He is not fighting these two explicitly. That is true. However, Paul does start on his own basis of implicit and explicit belief in God. And when this is held fast one is wise and not a “fool.” For “by faith we understand that the worlds were framed by the Word of God so that the things which we see are not made of things which do appear.” invisible things of God, namely his eternal power and Godhead, as the apostle Paul saith ( ).”. We see creation not by the eyes of experience, but first of all and primarily through the eyes of faith. We believe and therefore we understand. We believe in the Creator and therefore the entire universe is a book wherein we know God. Hence, we know God “first by creation, preservation and government of the universe; which is before our eyes as a most elegant book, wherein all creatures, great and small, are as so many characters leading us to contemplate the
And now this phrase of Paul comes to stand before us in bold relief, does it not?
He giveth to each a body as He wills!
And if God does this with each creature, each year, and in every land and clime, what will prevent him from doing the same with our mortal body by His Spirit who dwells in us?

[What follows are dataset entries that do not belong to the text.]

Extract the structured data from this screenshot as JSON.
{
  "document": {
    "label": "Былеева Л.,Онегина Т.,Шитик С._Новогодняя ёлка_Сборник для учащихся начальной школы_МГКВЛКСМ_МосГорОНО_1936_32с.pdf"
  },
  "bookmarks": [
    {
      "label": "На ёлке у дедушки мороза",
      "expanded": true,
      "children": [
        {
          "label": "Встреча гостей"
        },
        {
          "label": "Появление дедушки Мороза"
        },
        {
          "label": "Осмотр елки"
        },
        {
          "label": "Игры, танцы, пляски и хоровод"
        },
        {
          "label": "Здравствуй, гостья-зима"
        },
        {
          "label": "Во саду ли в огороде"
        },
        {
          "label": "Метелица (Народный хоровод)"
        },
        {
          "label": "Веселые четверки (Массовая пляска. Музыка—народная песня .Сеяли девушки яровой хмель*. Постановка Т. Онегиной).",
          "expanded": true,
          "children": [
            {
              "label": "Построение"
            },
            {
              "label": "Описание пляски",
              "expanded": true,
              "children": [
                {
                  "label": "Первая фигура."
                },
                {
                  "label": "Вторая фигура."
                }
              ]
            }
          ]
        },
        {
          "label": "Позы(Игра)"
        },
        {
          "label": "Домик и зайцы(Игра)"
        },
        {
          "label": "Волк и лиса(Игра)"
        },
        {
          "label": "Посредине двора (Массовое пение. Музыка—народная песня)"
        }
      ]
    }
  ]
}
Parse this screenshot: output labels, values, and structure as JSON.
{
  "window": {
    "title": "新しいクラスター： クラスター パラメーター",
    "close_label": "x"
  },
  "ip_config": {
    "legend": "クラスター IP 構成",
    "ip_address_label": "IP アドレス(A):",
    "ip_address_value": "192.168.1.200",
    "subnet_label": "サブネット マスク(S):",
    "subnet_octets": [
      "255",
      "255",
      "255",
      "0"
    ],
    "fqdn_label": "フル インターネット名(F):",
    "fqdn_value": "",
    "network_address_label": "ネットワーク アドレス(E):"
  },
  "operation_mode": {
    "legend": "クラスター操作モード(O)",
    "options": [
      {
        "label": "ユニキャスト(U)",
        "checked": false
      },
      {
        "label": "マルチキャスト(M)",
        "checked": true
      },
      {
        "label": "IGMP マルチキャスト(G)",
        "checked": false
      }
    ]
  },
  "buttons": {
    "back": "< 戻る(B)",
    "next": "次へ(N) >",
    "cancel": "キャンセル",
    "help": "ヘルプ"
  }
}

The first point, the chief lesson to observe all about us in the plant world is that nothing is made alive unless it first die. It is this truth that Christ applies to Himself in must in this. This is not only true because this is written in Moses, the Psalms and all the prophets. . There too it is written upon every page that the Christ must die in order to live. However, this is also written in the world created by God in six days in the beginning. Whether this was there from the moment of creation, or whether this is due to a drastic change in the constitution of the creation due to the fall and the curse, is, of course, a question. But the whole creation points toward Christ. If we could see all the details we would see Christ written in every plant and flower. Christ is named as the Lion, the star, the sun, the tree and the vine. Christ is stamped into the very nature of all things. He is the firstfruits of creation. where we read: “Verily, verily, I say unto you, Except a corn of wheat fall into the ground and die, it abideth alone: but if it die it bringeth forth much fruit.” Jesus is here referring to his death and resurrection. There is a divine
And therefore also the truth that nothing grows and becomes alive except it die is a revelation and creaturely manifestation of the resurrection of the body.
The mode of the resurrection is very evident.
This we hope to point out in our next essay, D.V.